What needs to be done:
Show each line in the listing below that contains the word "Pick".

Excerpted records:
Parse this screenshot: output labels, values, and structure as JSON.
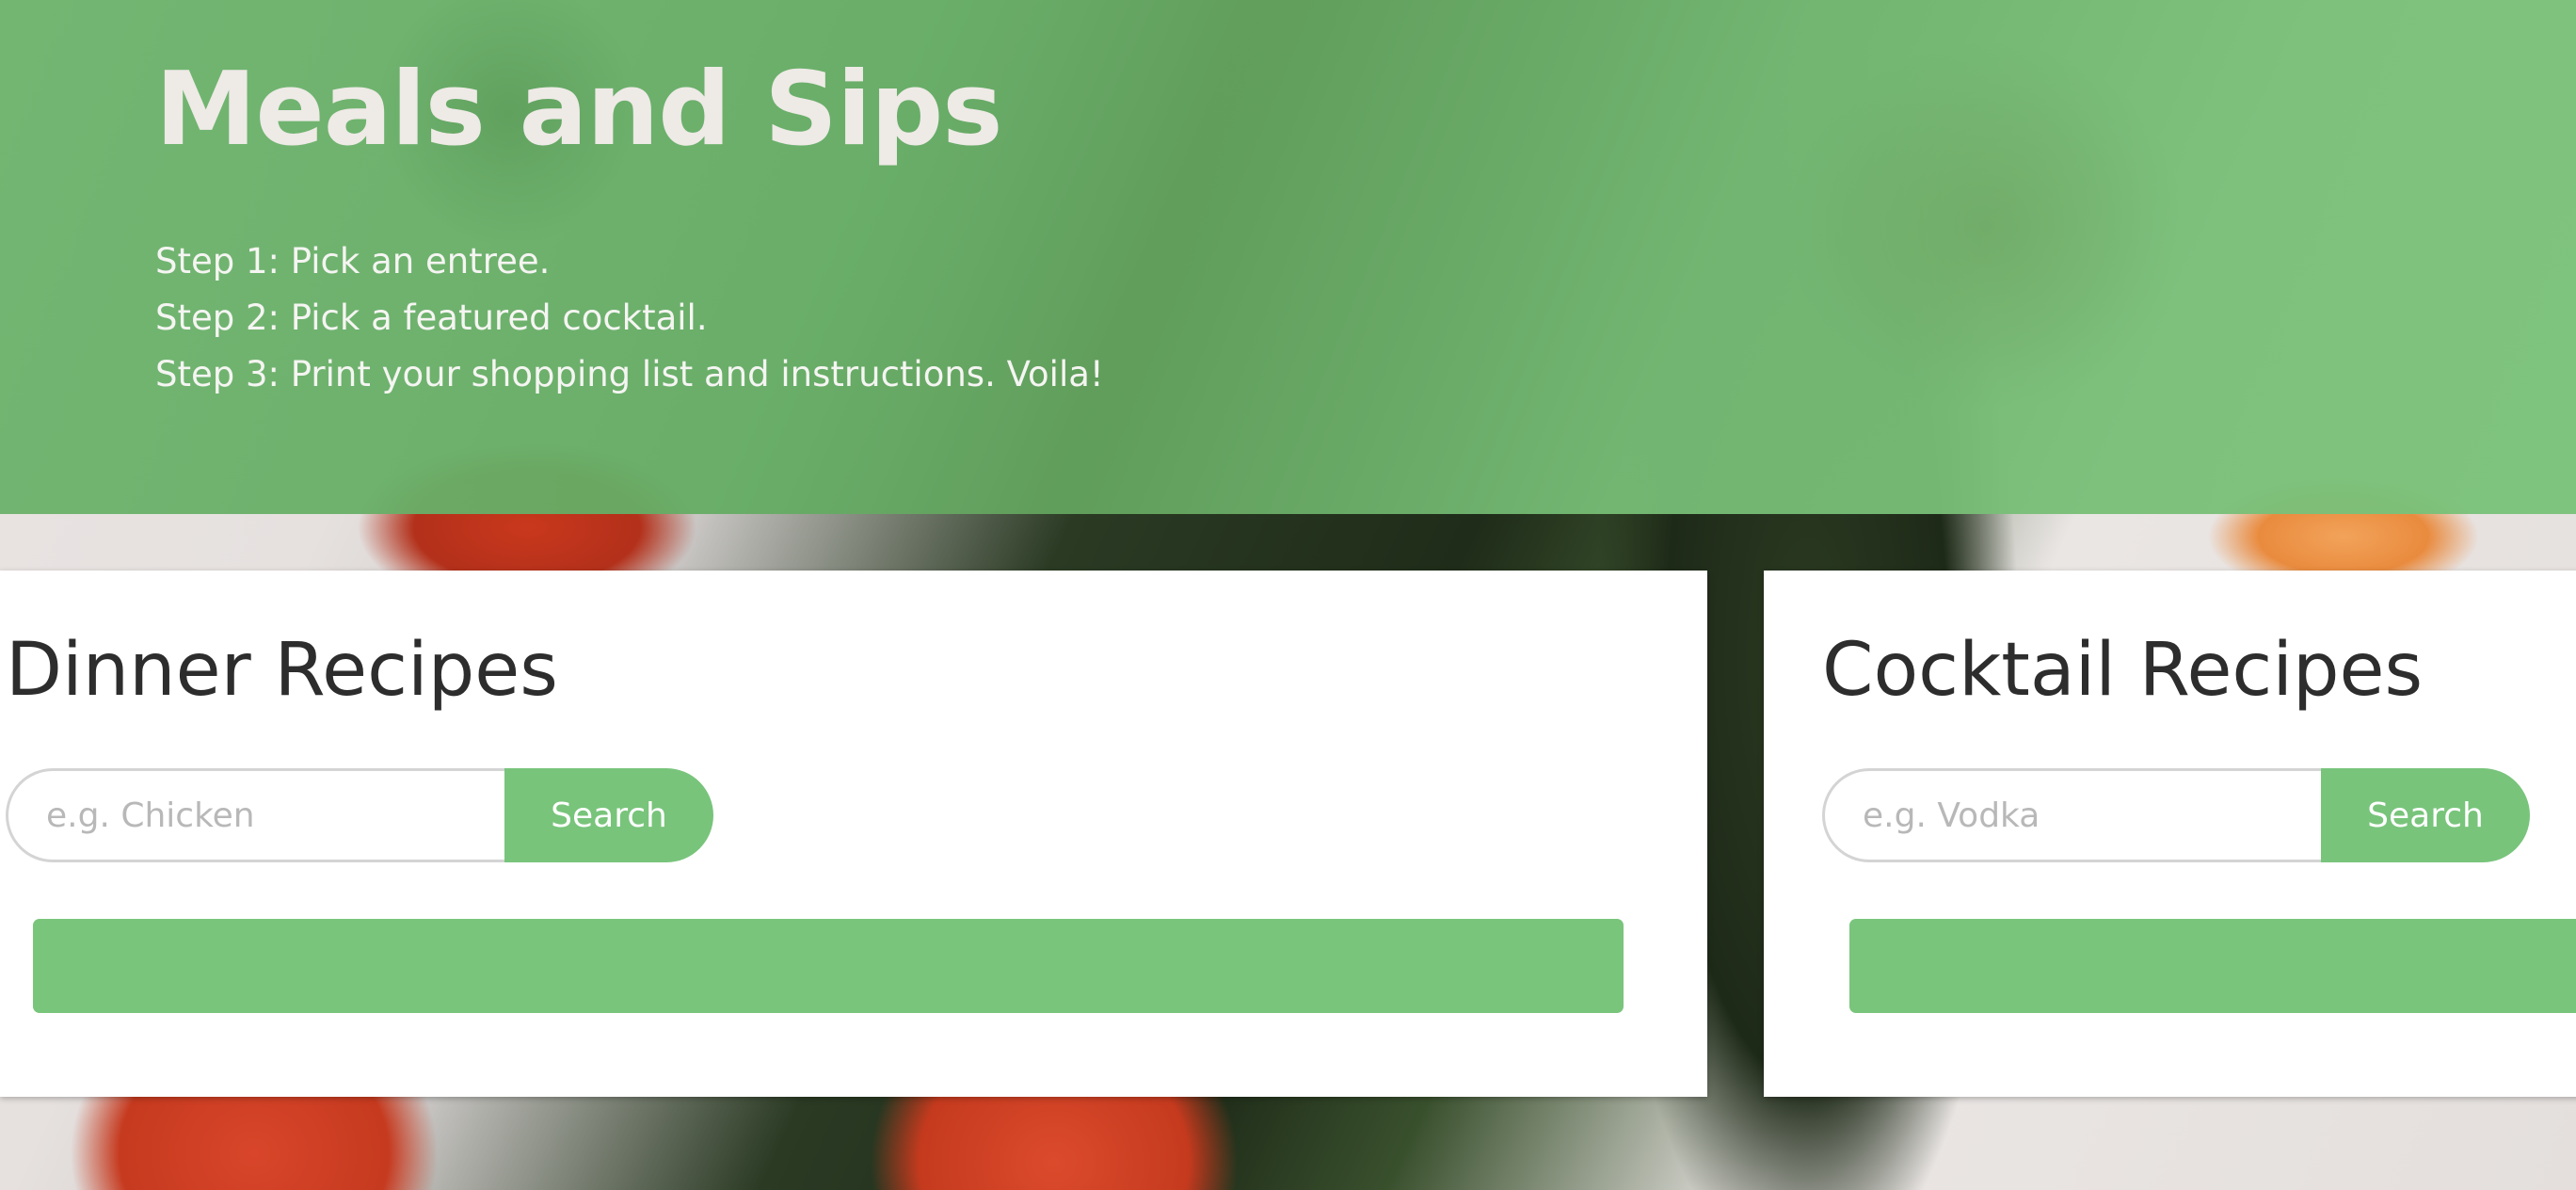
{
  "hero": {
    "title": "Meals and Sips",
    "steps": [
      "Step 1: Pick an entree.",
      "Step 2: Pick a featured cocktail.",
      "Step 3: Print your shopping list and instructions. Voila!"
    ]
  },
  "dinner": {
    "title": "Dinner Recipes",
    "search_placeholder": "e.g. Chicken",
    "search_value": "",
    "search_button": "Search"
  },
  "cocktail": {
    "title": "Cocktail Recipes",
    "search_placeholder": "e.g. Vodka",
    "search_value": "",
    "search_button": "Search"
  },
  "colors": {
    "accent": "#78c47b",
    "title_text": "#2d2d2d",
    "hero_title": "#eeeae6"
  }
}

Task output:
      "Step 1: Pick an entree.",
      "Step 2: Pick a featured cocktail.",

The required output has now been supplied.